Task to carry out
Restate all the data word for word and omit the pictures.

Input for this task
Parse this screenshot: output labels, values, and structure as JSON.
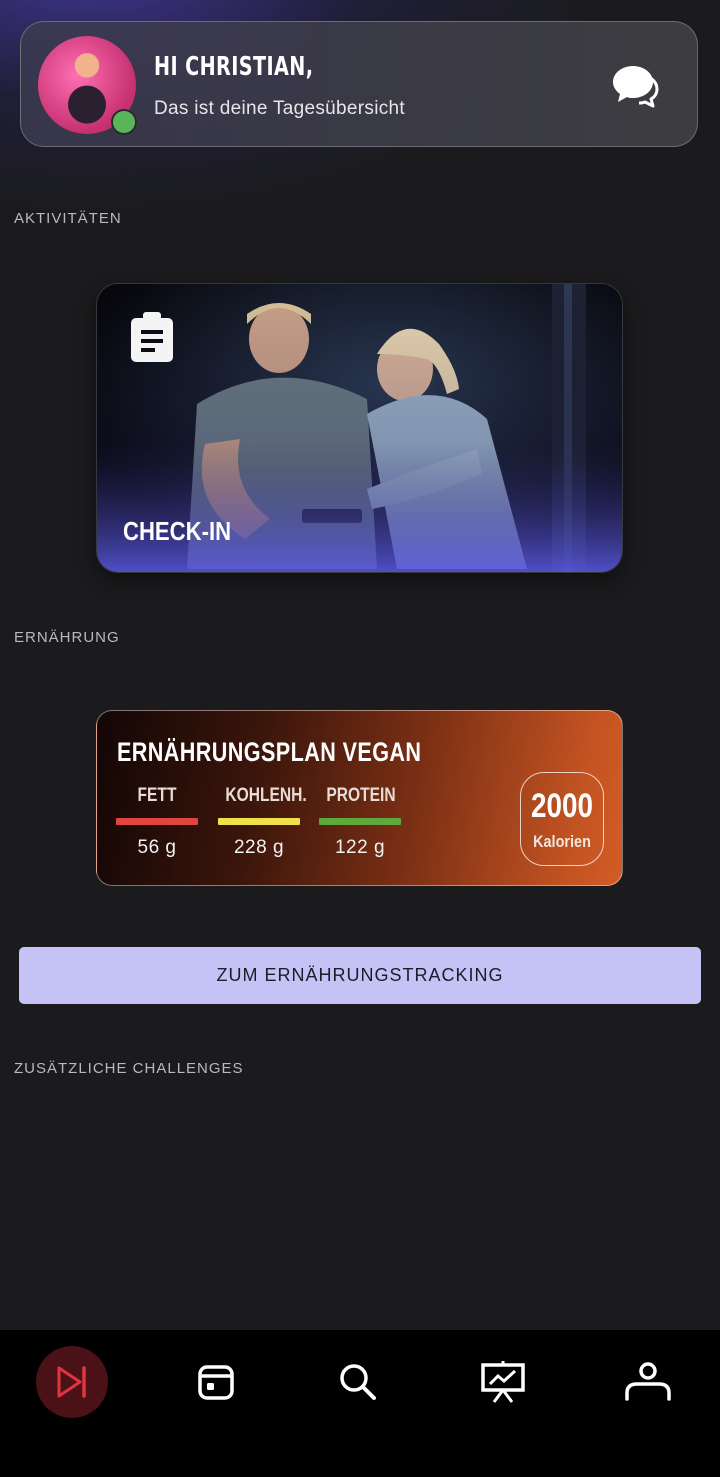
{
  "header": {
    "greeting": "HI CHRISTIAN,",
    "subtitle": "Das ist deine Tagesübersicht",
    "avatar_icon": "avatar",
    "status": "online",
    "chat_icon": "chat-bubbles-icon"
  },
  "sections": {
    "activities": "AKTIVITÄTEN",
    "nutrition": "ERNÄHRUNG",
    "challenges": "ZUSÄTZLICHE CHALLENGES"
  },
  "checkin": {
    "label": "CHECK-IN",
    "icon": "clipboard-icon"
  },
  "nutrition_plan": {
    "title": "ERNÄHRUNGSPLAN VEGAN",
    "macros": [
      {
        "label": "FETT",
        "value": "56 g",
        "color": "#e0463f"
      },
      {
        "label": "KOHLENH.",
        "value": "228 g",
        "color": "#f0e04a"
      },
      {
        "label": "PROTEIN",
        "value": "122 g",
        "color": "#5ea83e"
      }
    ],
    "calories_value": "2000",
    "calories_label": "Kalorien"
  },
  "tracking_button": "ZUM ERNÄHRUNGSTRACKING",
  "nav": {
    "items": [
      {
        "name": "skip-forward-icon",
        "active": true
      },
      {
        "name": "calendar-icon",
        "active": false
      },
      {
        "name": "search-icon",
        "active": false
      },
      {
        "name": "presentation-chart-icon",
        "active": false
      },
      {
        "name": "profile-icon",
        "active": false
      }
    ],
    "active_color": "#e0353f"
  }
}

Answer area
Parse this screenshot: output labels, values, and structure as JSON.
{
  "header": {
    "greeting": "HI CHRISTIAN,",
    "subtitle": "Das ist deine Tagesübersicht",
    "avatar_icon": "avatar",
    "status": "online",
    "chat_icon": "chat-bubbles-icon"
  },
  "sections": {
    "activities": "AKTIVITÄTEN",
    "nutrition": "ERNÄHRUNG",
    "challenges": "ZUSÄTZLICHE CHALLENGES"
  },
  "checkin": {
    "label": "CHECK-IN",
    "icon": "clipboard-icon"
  },
  "nutrition_plan": {
    "title": "ERNÄHRUNGSPLAN VEGAN",
    "macros": [
      {
        "label": "FETT",
        "value": "56 g",
        "color": "#e0463f"
      },
      {
        "label": "KOHLENH.",
        "value": "228 g",
        "color": "#f0e04a"
      },
      {
        "label": "PROTEIN",
        "value": "122 g",
        "color": "#5ea83e"
      }
    ],
    "calories_value": "2000",
    "calories_label": "Kalorien"
  },
  "tracking_button": "ZUM ERNÄHRUNGSTRACKING",
  "nav": {
    "items": [
      {
        "name": "skip-forward-icon",
        "active": true
      },
      {
        "name": "calendar-icon",
        "active": false
      },
      {
        "name": "search-icon",
        "active": false
      },
      {
        "name": "presentation-chart-icon",
        "active": false
      },
      {
        "name": "profile-icon",
        "active": false
      }
    ],
    "active_color": "#e0353f"
  }
}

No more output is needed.